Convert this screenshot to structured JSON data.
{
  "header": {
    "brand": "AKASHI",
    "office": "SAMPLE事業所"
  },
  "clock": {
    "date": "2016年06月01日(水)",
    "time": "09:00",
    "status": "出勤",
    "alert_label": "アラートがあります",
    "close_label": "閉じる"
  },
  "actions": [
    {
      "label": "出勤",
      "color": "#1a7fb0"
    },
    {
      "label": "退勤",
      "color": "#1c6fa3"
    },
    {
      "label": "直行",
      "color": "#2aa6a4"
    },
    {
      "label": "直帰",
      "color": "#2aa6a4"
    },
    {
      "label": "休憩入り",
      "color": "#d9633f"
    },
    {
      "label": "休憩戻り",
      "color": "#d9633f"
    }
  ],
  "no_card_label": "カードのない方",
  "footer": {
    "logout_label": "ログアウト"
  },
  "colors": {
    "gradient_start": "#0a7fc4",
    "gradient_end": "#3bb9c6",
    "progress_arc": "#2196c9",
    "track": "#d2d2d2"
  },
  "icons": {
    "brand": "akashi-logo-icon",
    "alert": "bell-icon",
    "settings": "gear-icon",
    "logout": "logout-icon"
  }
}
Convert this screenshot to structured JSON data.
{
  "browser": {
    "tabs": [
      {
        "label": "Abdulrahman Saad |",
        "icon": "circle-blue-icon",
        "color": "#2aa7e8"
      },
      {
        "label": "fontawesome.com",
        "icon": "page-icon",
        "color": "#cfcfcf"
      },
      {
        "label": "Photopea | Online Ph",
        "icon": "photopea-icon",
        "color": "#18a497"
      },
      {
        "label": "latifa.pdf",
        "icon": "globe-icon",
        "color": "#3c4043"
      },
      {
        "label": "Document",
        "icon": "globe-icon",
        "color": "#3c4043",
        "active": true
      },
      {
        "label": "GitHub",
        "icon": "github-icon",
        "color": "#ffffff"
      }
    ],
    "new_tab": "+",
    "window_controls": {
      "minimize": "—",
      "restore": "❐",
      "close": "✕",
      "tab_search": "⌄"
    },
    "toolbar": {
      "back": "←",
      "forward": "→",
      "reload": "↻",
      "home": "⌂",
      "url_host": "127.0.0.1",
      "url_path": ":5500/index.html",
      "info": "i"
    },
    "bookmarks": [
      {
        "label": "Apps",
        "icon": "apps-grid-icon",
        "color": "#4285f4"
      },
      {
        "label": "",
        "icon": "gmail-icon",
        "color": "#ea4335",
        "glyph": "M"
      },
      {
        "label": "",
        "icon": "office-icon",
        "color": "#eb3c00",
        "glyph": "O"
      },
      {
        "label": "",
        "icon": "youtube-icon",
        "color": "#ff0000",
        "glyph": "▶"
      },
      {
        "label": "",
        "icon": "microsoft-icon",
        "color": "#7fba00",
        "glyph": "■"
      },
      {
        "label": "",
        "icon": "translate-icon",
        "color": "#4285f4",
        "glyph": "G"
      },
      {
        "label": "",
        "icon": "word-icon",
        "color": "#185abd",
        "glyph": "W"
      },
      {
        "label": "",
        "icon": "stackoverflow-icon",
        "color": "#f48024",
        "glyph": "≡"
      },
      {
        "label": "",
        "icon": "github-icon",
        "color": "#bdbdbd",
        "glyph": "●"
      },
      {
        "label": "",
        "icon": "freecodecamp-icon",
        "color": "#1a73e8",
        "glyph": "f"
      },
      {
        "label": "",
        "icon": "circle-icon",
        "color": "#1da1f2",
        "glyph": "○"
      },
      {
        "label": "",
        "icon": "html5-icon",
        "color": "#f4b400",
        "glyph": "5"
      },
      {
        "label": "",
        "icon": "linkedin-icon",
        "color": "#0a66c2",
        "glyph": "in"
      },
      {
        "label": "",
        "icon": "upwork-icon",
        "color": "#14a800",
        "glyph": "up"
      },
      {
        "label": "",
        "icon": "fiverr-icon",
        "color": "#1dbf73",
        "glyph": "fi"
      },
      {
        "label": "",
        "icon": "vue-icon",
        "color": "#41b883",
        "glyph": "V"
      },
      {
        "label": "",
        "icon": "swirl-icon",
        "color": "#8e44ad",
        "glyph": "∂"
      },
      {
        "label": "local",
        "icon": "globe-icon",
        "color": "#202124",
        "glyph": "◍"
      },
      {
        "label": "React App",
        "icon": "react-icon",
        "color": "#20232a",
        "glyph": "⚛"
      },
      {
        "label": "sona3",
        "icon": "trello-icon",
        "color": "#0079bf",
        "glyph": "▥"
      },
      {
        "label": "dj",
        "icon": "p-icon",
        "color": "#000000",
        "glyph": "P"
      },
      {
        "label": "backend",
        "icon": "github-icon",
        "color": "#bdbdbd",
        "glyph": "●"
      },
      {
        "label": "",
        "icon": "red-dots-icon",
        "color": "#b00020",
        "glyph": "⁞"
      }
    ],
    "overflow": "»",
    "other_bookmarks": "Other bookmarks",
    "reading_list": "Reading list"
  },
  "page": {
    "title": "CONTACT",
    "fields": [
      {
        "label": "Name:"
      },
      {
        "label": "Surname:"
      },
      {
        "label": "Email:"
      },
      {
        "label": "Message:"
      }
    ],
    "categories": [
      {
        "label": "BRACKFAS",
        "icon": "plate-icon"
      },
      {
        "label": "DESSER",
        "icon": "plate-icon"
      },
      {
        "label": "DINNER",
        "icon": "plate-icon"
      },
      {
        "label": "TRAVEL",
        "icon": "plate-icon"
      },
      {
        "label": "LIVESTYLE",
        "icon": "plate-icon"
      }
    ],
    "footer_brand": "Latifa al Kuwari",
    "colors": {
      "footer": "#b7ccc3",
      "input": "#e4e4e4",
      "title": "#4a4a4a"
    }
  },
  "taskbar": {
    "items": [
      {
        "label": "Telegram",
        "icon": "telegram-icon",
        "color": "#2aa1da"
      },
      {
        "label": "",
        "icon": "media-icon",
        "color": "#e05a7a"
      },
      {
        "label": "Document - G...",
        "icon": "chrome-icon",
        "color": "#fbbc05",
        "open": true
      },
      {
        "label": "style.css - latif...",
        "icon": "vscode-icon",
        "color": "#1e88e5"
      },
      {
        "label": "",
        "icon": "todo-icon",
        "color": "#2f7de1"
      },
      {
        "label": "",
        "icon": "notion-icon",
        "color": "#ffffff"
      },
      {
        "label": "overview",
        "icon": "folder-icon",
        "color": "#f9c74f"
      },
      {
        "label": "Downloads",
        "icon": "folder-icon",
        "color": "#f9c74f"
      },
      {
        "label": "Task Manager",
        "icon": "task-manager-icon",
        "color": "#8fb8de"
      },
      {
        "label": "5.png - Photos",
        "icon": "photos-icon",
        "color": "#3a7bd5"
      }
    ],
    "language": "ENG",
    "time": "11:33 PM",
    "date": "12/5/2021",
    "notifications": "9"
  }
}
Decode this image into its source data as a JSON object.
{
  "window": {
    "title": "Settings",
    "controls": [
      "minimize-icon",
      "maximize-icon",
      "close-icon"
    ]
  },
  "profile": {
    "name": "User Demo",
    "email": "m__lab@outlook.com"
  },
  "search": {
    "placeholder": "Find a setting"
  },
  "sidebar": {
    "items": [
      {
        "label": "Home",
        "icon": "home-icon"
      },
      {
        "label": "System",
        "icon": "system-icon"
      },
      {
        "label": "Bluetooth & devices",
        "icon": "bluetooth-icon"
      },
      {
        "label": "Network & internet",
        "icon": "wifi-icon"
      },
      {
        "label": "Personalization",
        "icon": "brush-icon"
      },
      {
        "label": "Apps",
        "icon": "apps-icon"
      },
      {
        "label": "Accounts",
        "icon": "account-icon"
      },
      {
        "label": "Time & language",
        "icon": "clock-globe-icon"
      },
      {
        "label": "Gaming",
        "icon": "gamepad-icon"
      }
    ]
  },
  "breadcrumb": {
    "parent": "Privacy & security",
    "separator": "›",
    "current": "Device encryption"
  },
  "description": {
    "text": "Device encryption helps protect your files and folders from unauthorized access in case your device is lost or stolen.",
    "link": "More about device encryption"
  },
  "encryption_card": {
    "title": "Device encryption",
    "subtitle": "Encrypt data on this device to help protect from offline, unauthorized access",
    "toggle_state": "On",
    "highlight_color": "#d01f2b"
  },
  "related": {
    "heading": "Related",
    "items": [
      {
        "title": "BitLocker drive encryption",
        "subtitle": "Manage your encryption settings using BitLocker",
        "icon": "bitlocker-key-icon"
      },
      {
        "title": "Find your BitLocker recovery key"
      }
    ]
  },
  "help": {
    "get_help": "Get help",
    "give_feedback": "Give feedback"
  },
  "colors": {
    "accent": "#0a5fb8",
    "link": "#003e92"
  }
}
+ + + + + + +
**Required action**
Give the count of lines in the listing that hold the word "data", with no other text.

**Exercise output**
4